One Wednesday afternoon last month I was craving an apple, so I ran down to the cafe in my office building.  When I got there I selected one and saw that it had the “grown in Chile” sticker on it.  “Hmm”…I thought.  “Why do they need to ship apples in from Chile when we have a farmers market right across the street on Tuesdays and Thursdays, and apples are in season right now!”  But I was pretty hungry and junk food was really the only other option, so I brought the apple to the register, paid $1 for it, and went back upstairs to my desk.  When I got there, I took a bite.  Now when I say that this was a bad apple, it was a REALLY bad apple!!!  Although the outside looked perfect (no bruising, cuts or discoloration), the inside was entirely rotten, grainy and brown.  Both the taste and the texture were off-putting.  I decided to give it one more chance though and thought that maybe it is just a bruise that I didn’t notice before, so I took a bite from the other side.  Same thing this time around.  It lacked everything that makes an apple an apple.  There was no crispness, it wasn’t sweet, and it definitely wasn’t juicy, all the while looking perfect on the outside.  I thought false advertising was illegal!

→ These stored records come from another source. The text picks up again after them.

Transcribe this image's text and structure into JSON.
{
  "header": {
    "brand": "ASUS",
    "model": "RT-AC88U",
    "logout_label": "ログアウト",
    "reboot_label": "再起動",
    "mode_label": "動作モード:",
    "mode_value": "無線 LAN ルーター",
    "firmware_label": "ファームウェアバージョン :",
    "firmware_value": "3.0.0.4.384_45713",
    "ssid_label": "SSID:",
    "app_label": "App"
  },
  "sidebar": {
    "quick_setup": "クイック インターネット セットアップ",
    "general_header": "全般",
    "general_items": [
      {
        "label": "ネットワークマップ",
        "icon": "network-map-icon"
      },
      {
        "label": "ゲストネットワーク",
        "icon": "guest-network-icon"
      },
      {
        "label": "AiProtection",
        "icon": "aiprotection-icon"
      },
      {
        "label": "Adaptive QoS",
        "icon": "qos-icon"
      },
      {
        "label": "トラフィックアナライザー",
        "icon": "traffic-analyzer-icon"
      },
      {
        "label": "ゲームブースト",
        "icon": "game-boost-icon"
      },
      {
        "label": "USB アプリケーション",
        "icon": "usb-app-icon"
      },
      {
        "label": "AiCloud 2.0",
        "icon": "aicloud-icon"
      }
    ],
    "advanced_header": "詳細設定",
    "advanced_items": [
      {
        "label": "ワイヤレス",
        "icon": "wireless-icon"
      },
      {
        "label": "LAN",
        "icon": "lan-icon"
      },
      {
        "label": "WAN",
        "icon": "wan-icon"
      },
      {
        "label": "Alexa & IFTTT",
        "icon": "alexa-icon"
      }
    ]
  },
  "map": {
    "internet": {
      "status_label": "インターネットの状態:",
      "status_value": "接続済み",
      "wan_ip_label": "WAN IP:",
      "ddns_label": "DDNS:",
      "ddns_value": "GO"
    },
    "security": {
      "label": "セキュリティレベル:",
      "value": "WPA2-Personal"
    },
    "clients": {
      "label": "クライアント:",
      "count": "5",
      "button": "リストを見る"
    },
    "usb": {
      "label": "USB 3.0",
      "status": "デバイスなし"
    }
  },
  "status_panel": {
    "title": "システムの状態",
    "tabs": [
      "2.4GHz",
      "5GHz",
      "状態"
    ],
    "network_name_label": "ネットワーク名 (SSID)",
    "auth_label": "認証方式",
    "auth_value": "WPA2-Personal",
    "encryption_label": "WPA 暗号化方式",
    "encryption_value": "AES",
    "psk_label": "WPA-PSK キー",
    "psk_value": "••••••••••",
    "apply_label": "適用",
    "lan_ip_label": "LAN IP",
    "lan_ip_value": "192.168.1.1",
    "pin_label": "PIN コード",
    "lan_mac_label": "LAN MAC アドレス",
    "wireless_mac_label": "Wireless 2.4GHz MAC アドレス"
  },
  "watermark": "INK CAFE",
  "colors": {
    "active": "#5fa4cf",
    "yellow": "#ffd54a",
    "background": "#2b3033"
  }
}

Now, Chile is an amazing location to grow many things, and if the Chileans want to grow and eat their apples, that’s awesome, but I would like to suggest that we let them keep them.  These apples have been grown to withstand the Chilean climate as well as the transit that it takes to get them to market in the United States.  I live in the Pacific Northwest where orchards are plentiful.  The climate here is perfect for the most delicious apples I have ever tasted, but all too often, retailers will just buy what is cheap and available through their normal distribution methods.  It seems like they don’t  even bother to think about the quality of the product they are selling… I mean, hey, it sells right?

I am incredibly lucky to have access to fresh fruit and vegetables from my local farmers markets year round, but I recognize how rare this is, and most people are making their buying decisions based on those nasty apples from over 6,000 miles away.  No wonder people don’t want to eat their fruits and vegetables!

Here is the thing.  Until retailers start to challenge the system and demand local, sustainable produce from their distributors, nothing is going to change.  And further, until WE, the consumers start to demand better, the retailers have no reason to change suppliers.  Next time I am at the market across the street from work, I think I will pick up a few extra apples and bring one to the owner of the cafe.  I will ask that he check out the farmers market, or order some local produce from his distributor.  My guess is that he would increase sales if he offered quality product.  Until then, it’s just not worth being a customer.